Kant did not believe that he lived in an “enlightened age” (62), but are we still living in his “age of enlightenment” if we are seriously inhibiting its progress?  Religious enlightenment is a real and desirable possibility, which could significantly assist in settling the difficult moral and existential debates that now often seem irreconcilable in our increasingly pluralist societies, but modern religious institutions seem to be making no movement towards its achievement.  To convey the concern that this should inspire, I will conclude with an anecdote that Wills shares in his article of an interview between himself and the Dalai Lama at the Chicago Field Museum: “I later asked him if a pluralist society were possible without the Enlightenment. ‘Ah,’ he said. ‘That’s the problem.’” Every day societies across the globe are becoming more and more diverse; is our current political model, fuelled by religious dogma, really equipped to handle it?


Arendt, Hannah. “What Is Freedom?” Between Past and Future. New York: Penguin Books, 2006. Print.

Descartes, René. Discourse on Method and Meditations on First Philosophy. 4th Ed. Trans. Donald Cress. Indianapolis: Hackett Publishing Co., 1998. Print.

Habermas, Jürgen. “Religion in the Public Sphere.” European Journal of Philosophy 14.1 (2006): 1-25. Web. 12 Nov. 2015.

Kant, Immanuel. “An Answer to the Question: What is Enlightenment?” Trans.
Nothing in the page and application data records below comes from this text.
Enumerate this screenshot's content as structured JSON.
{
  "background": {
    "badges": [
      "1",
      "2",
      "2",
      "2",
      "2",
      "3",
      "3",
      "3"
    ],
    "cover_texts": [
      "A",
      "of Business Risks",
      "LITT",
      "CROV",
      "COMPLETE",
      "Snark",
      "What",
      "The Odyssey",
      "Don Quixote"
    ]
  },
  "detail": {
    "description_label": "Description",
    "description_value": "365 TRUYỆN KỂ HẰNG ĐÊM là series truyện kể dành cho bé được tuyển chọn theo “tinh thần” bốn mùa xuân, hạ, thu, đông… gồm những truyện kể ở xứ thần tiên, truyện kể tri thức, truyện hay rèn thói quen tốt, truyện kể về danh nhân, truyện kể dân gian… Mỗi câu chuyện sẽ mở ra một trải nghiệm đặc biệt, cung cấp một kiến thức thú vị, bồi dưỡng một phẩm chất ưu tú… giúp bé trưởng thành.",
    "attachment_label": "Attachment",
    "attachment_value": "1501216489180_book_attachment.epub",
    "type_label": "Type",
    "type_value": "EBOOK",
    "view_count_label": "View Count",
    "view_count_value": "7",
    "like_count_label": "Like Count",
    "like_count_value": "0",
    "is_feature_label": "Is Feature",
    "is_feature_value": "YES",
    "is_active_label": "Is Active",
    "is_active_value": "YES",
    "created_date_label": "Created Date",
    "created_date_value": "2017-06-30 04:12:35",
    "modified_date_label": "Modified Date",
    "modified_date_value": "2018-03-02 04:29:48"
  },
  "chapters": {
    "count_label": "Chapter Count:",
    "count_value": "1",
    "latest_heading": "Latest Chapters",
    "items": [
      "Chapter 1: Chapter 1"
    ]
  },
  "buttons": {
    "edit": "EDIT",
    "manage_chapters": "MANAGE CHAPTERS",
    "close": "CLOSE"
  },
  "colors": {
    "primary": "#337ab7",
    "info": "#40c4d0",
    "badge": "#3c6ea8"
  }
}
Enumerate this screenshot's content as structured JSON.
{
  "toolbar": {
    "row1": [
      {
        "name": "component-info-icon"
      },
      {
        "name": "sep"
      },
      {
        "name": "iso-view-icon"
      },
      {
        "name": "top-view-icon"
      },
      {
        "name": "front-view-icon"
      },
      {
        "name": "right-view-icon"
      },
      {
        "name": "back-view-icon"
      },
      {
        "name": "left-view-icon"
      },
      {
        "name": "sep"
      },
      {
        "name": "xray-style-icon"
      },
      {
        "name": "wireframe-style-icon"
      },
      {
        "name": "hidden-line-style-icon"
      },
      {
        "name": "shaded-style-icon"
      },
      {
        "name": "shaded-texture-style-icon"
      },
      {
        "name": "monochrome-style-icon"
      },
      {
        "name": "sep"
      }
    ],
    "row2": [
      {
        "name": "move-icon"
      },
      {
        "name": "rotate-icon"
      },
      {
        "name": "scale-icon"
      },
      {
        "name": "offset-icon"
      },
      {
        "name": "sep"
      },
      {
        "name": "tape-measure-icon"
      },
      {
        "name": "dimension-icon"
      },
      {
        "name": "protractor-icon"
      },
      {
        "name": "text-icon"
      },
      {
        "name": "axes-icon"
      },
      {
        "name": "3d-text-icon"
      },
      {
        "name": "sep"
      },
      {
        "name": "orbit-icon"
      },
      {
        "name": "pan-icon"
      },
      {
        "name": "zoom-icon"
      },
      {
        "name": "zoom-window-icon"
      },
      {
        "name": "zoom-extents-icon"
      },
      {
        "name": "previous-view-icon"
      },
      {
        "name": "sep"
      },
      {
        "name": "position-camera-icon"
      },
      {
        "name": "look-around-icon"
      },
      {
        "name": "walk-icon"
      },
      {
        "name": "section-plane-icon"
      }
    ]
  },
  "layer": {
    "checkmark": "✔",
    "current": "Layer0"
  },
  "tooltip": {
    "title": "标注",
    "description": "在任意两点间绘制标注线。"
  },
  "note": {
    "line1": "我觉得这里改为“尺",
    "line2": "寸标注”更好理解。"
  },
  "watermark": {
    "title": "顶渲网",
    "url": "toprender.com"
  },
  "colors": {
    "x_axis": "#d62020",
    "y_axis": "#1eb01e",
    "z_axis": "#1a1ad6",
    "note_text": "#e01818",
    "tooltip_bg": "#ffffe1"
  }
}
James Schmidt. What is Enlightenment? Ed. James Schmidt. Berkeley: University of California Press, 1996. 58-64. Print.

Moyn, Samuel. “Hannah Arendt on the Secular.” New German Critique 105 35.3 (2008): 71-96. Web. 12 Nov. 2015.

Pasternack, Lawrence and Rossi, Philip, “Kant’s Philosophy of Religion.” The Stanford Encyclopedia of Philosophy (Fall 2014 Edition), Edward N. Zalta (ed.). Web. 30 Nov 2015.

Stienfels, Peter. “Exploring Religion, Shaped by the Enlightenment.” New York Times 10 Oct 2008. Web. 1 Dec 2015.

Wills, Garry. “The Day the Enlightenment Went Out.” New York Times 4 Nov 2004. Web. 16 Nov 2015.